EXCERPTED RECORDS>
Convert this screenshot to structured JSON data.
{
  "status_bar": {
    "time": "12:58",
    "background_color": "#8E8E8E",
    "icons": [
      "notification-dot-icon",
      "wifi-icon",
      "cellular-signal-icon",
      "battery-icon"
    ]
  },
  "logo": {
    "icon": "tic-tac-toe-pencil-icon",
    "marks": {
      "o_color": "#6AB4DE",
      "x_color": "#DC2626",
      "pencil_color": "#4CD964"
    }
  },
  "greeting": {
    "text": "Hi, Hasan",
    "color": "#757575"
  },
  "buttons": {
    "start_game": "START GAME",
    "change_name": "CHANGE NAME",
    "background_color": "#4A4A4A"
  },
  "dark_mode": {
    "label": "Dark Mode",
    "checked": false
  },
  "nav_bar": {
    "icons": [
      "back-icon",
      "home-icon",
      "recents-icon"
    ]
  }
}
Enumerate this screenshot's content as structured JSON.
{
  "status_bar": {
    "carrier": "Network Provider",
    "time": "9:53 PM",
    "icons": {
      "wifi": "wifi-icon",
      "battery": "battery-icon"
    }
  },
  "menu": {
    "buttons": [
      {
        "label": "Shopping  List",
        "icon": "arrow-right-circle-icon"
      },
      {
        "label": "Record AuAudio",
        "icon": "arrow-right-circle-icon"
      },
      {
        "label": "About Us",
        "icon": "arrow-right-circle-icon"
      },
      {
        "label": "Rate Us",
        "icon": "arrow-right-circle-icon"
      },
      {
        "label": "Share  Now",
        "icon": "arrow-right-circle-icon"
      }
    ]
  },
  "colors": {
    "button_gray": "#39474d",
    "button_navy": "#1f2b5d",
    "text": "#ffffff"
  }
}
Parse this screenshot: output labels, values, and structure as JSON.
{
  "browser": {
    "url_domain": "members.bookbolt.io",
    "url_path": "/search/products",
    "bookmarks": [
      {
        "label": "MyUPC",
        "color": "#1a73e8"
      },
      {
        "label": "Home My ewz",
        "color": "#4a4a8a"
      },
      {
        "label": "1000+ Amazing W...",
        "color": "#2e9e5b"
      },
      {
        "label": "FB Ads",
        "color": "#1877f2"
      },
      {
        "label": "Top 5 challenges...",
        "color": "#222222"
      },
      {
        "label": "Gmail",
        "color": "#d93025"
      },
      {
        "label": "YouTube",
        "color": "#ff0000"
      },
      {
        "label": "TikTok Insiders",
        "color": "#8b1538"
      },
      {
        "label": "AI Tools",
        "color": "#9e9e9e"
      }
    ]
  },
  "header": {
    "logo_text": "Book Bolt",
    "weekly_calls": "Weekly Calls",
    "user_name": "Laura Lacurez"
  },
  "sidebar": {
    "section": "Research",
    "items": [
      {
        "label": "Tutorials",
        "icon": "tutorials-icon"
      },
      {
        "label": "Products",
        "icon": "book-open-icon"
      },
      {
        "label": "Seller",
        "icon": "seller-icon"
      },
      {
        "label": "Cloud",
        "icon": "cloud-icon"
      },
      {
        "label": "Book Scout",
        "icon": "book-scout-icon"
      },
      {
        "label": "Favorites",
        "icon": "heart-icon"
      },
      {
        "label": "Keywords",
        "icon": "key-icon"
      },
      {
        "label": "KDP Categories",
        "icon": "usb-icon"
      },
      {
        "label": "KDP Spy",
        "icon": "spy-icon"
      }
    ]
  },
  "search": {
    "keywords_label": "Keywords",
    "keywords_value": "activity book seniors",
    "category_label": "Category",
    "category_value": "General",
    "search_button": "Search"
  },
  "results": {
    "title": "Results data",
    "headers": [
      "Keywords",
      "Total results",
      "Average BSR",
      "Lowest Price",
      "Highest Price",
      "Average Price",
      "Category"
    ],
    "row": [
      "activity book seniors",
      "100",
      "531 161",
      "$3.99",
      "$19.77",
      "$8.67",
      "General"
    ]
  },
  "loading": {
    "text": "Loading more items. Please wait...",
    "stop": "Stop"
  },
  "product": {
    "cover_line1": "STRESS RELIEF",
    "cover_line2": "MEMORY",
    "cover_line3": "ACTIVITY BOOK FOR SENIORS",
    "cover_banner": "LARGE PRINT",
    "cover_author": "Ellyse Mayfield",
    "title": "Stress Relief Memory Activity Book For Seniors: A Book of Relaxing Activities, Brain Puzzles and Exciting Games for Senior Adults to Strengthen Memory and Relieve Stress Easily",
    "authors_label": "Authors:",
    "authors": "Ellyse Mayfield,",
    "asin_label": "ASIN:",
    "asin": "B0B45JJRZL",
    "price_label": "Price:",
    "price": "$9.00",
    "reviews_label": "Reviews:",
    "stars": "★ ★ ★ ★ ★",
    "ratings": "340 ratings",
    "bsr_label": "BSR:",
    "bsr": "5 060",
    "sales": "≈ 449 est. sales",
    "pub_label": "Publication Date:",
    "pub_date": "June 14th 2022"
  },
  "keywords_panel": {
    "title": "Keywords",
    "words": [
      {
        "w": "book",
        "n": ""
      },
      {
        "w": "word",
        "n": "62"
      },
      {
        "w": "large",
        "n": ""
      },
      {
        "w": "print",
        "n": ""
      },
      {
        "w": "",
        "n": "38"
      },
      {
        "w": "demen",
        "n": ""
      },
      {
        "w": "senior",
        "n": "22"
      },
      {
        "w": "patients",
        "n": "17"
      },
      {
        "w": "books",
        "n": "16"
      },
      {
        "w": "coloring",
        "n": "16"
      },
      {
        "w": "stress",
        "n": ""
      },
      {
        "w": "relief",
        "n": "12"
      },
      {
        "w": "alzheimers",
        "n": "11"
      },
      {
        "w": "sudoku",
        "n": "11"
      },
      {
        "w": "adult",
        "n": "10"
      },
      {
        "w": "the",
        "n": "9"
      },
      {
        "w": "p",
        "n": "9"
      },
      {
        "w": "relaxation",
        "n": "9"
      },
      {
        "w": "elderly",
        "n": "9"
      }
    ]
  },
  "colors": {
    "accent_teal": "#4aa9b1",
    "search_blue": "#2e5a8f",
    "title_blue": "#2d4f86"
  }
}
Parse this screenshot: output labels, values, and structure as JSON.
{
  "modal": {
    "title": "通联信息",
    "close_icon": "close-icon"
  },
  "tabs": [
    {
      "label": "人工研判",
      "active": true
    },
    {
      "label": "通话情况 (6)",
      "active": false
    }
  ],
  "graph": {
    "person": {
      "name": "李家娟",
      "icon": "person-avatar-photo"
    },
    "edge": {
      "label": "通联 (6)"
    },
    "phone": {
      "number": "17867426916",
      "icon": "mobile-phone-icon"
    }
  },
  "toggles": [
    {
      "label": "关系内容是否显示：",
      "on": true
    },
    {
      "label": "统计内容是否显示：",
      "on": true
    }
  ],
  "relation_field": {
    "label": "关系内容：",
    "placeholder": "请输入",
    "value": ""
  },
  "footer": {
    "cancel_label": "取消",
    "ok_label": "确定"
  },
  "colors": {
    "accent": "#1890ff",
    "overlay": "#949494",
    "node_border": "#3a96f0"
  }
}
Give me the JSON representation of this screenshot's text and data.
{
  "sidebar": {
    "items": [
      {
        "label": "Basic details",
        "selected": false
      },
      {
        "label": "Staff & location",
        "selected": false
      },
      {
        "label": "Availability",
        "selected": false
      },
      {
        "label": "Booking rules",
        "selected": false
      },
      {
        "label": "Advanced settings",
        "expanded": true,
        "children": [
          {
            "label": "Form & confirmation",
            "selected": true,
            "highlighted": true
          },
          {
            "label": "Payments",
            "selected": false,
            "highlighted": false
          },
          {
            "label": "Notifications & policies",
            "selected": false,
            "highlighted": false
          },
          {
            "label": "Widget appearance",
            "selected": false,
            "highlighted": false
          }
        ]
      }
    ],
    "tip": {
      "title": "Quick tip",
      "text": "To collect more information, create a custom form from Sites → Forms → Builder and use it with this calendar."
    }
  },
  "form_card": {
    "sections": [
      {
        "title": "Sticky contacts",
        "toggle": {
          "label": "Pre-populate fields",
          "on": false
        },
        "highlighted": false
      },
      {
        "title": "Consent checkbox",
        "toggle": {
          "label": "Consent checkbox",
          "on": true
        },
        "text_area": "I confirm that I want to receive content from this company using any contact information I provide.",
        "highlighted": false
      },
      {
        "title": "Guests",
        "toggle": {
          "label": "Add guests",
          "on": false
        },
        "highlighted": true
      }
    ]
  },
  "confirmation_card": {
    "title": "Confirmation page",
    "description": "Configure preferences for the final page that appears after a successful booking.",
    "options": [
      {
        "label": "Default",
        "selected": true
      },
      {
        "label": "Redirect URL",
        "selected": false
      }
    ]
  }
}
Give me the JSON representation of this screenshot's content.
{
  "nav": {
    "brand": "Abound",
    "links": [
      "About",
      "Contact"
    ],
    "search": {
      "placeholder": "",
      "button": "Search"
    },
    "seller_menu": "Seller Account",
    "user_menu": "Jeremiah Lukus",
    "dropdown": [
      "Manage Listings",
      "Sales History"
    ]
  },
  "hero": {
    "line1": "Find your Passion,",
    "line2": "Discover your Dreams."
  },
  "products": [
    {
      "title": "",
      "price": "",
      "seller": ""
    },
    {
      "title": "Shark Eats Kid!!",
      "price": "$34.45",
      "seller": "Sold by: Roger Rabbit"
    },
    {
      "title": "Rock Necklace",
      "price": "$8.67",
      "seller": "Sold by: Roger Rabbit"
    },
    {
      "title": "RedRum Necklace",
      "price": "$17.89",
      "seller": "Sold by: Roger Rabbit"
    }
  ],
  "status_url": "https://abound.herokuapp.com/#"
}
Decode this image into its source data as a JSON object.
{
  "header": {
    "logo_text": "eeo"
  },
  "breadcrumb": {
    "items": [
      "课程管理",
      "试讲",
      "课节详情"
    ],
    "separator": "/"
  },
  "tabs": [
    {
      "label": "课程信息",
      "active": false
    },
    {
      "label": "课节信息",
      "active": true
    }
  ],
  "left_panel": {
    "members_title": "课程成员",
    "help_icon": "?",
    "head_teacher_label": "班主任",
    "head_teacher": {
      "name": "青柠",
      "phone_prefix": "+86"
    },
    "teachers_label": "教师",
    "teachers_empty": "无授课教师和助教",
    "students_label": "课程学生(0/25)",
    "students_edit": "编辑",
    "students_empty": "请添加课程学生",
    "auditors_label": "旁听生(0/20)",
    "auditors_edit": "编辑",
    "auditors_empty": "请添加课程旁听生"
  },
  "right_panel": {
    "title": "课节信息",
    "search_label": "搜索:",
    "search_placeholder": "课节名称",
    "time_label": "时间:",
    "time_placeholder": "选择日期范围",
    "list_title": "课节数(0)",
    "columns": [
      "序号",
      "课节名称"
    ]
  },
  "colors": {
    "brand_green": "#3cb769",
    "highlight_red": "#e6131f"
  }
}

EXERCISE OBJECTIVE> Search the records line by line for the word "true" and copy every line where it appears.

ANSWER FOR THE TASK>
      "active": true
      "on": true
      "on": true
        "expanded": true,
            "selected": true,
            "highlighted": true
          "on": true
        "highlighted": true
        "selected": true
      "active": true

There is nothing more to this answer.